STUDY MATERIAL section start

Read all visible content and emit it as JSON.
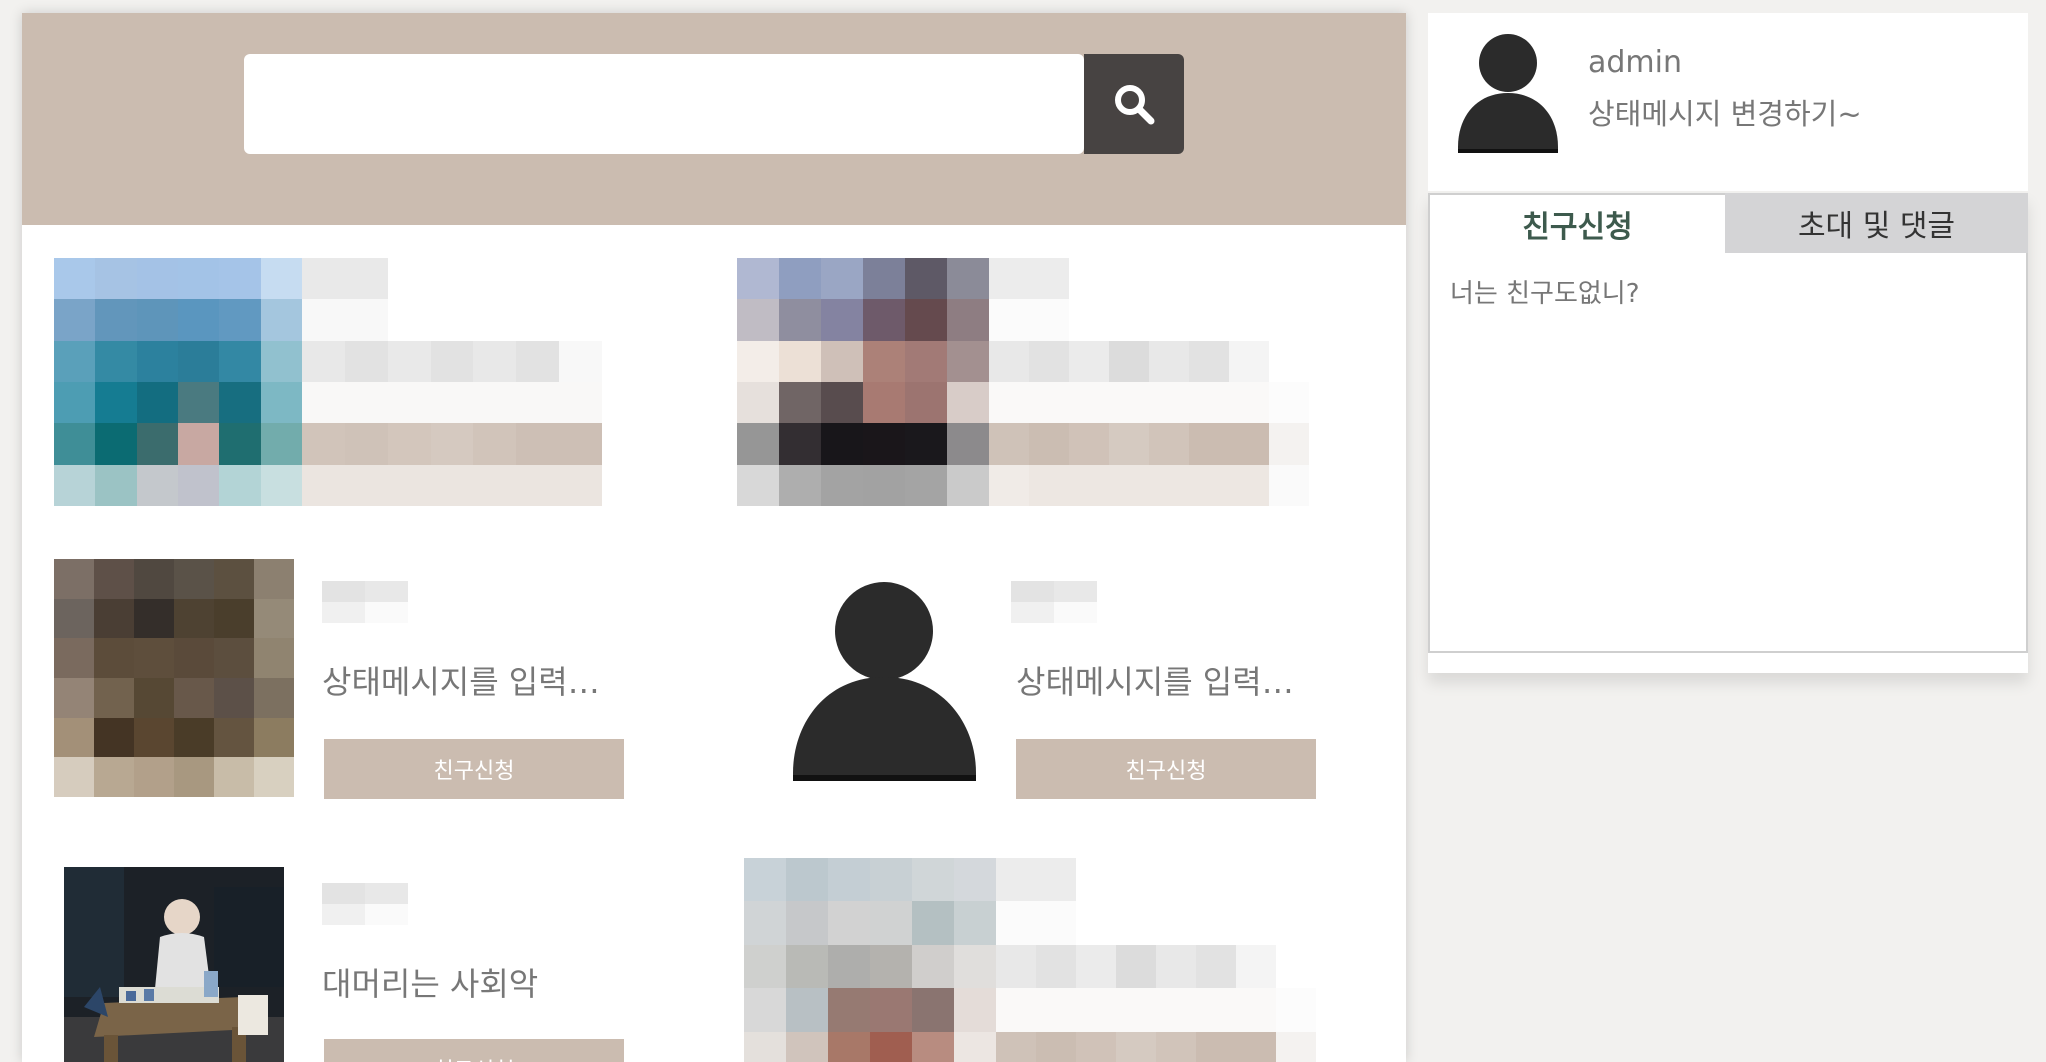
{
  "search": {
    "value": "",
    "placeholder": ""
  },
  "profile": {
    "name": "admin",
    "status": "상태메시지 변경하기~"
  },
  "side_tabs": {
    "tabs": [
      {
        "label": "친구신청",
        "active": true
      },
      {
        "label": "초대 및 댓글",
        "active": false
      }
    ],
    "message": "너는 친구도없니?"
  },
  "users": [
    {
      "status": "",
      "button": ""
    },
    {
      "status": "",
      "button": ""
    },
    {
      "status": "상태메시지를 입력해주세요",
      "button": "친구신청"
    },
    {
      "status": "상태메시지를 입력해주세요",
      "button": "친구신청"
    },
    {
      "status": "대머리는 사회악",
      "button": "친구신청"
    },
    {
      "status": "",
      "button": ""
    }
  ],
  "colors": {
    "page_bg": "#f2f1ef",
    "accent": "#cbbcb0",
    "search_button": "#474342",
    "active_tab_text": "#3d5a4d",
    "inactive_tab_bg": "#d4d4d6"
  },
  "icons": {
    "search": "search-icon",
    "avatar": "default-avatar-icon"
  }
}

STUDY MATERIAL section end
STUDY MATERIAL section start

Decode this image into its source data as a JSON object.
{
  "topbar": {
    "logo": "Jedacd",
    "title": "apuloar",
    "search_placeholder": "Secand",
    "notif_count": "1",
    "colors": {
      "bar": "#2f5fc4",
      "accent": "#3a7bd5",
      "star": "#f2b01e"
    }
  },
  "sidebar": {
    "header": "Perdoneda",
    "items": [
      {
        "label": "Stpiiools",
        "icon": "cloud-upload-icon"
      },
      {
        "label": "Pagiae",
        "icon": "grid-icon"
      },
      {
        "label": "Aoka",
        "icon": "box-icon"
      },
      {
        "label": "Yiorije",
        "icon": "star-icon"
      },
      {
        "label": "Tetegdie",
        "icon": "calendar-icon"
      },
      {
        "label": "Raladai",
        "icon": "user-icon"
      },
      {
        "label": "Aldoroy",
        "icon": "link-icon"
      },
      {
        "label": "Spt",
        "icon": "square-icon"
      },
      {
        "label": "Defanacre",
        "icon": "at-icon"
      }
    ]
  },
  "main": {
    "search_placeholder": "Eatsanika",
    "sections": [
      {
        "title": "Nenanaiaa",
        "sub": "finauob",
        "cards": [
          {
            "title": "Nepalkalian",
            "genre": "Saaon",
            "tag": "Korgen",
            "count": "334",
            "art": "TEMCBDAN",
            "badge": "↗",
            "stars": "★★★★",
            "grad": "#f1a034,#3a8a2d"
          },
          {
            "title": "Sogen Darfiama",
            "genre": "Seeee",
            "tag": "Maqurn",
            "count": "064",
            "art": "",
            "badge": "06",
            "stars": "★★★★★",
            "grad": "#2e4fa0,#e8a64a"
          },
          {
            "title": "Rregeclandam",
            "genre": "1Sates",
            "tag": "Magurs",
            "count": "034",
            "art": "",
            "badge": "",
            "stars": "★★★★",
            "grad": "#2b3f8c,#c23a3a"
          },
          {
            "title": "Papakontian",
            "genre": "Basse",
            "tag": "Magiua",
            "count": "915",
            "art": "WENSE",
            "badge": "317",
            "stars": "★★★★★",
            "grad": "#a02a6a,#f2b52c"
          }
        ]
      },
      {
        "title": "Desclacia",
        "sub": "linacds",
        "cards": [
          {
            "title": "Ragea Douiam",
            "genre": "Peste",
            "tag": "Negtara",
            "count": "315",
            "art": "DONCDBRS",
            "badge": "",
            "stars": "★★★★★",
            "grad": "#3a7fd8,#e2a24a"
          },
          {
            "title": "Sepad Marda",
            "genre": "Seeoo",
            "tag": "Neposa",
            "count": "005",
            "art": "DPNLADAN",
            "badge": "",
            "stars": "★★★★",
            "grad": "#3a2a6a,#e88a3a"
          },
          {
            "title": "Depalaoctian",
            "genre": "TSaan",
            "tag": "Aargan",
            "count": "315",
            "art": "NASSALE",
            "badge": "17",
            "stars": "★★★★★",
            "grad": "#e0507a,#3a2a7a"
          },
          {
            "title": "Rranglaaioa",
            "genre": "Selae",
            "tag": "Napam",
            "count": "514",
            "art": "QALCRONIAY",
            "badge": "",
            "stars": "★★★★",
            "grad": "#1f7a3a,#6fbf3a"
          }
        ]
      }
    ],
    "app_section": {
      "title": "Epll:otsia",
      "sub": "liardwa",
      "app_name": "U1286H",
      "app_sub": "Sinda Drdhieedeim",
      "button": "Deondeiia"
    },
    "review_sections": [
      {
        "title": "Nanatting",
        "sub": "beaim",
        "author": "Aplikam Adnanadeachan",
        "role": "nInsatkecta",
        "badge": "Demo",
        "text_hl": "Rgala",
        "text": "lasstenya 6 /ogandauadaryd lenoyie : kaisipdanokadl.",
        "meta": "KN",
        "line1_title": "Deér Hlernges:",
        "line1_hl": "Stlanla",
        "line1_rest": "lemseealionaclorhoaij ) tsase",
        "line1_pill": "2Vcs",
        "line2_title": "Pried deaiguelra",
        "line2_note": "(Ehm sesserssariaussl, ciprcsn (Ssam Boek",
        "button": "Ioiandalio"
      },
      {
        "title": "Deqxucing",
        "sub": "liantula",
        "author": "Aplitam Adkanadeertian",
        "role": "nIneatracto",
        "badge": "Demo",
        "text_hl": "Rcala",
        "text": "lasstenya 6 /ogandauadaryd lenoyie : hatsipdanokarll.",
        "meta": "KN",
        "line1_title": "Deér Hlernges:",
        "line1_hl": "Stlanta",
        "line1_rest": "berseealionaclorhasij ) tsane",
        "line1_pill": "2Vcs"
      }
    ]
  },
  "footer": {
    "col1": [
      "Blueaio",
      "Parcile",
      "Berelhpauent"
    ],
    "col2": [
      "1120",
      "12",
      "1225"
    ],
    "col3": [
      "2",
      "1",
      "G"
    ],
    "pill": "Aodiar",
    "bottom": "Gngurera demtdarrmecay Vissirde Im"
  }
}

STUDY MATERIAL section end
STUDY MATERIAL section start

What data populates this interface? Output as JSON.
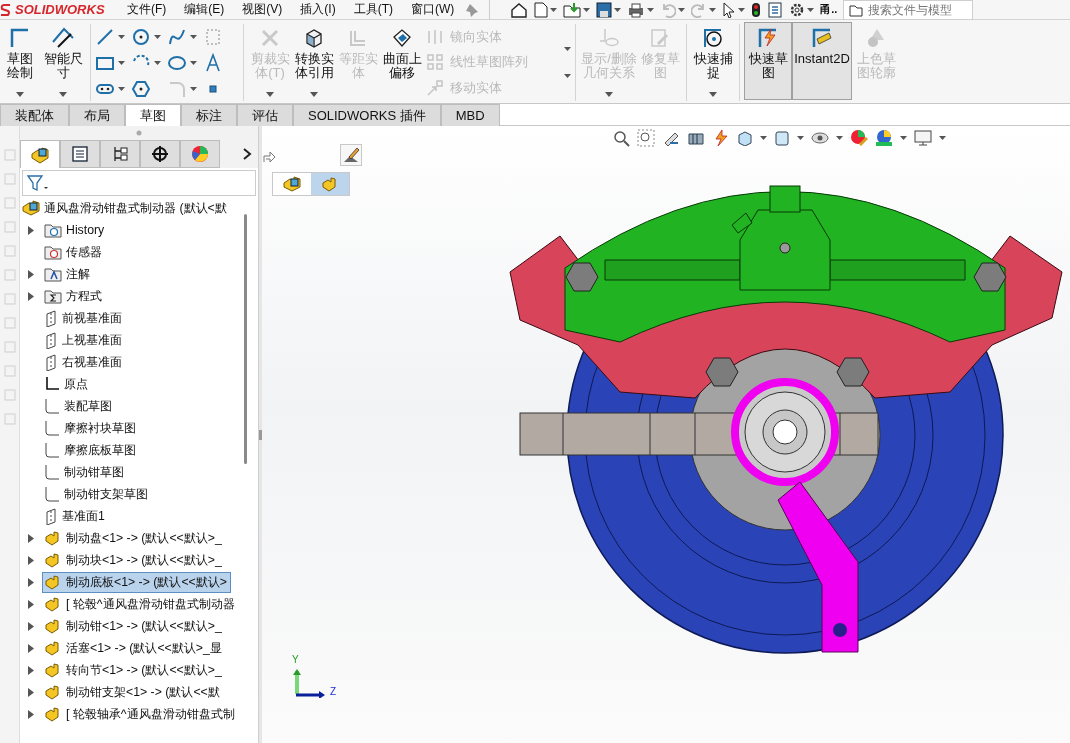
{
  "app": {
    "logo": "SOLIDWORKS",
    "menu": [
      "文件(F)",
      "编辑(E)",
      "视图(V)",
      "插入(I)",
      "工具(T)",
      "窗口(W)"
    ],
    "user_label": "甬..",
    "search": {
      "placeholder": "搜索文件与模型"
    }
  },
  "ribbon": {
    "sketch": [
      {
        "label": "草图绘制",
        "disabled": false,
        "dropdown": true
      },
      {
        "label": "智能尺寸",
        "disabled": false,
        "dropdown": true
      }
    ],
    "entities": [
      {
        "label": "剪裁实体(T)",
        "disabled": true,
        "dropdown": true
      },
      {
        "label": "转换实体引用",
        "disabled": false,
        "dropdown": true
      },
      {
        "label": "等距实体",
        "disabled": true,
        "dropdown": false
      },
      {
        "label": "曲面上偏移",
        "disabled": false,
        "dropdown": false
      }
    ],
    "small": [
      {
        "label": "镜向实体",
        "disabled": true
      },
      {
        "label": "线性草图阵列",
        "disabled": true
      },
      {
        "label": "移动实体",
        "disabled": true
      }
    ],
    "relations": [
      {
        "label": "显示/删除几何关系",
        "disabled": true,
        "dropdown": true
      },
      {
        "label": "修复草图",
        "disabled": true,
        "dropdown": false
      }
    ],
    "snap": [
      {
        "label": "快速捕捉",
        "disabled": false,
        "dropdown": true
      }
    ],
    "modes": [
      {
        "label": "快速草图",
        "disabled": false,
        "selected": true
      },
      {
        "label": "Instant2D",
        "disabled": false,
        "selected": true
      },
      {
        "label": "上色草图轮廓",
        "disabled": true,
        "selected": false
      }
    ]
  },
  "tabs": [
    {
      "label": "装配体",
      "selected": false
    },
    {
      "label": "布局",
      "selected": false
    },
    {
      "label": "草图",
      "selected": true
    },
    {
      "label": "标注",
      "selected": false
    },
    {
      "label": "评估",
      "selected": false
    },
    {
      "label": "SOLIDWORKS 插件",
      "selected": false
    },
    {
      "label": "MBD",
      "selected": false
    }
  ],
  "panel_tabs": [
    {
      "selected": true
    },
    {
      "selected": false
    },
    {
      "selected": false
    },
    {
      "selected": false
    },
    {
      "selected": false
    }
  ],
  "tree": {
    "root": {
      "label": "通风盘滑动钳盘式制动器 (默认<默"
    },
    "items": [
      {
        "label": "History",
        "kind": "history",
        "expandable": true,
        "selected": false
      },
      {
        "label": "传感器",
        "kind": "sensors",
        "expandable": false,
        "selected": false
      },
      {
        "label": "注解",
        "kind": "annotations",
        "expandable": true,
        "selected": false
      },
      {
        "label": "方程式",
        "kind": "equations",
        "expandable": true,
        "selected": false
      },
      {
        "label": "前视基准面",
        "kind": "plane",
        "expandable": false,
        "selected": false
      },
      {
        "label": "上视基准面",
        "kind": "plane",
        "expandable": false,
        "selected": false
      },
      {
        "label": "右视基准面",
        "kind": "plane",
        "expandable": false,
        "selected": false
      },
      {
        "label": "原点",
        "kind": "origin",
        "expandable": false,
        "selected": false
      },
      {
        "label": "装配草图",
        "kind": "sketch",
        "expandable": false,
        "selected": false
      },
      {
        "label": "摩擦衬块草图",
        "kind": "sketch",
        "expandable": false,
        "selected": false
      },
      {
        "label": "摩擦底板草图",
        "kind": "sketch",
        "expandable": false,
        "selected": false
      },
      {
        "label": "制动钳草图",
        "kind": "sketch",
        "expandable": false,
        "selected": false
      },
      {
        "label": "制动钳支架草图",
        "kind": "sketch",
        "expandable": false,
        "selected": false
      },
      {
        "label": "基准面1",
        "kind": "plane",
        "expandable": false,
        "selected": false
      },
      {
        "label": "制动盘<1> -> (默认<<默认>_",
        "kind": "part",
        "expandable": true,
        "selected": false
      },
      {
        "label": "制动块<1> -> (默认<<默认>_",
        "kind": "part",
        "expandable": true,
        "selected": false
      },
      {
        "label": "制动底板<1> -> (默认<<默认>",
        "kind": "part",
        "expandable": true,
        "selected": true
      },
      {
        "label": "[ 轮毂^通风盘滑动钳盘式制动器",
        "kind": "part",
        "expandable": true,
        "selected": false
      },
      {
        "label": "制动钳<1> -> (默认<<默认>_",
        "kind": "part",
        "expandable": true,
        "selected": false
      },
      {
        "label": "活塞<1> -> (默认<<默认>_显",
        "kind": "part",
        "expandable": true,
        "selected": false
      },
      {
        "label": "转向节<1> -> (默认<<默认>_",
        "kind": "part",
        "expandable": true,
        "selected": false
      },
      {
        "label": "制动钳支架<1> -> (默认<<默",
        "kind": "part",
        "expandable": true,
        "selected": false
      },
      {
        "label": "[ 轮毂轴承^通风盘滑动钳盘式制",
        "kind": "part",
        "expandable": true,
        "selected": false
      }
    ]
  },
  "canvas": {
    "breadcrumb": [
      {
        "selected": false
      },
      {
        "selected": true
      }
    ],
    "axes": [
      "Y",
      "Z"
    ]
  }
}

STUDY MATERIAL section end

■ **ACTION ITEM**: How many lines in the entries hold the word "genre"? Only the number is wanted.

■ **SOLUTION**: 8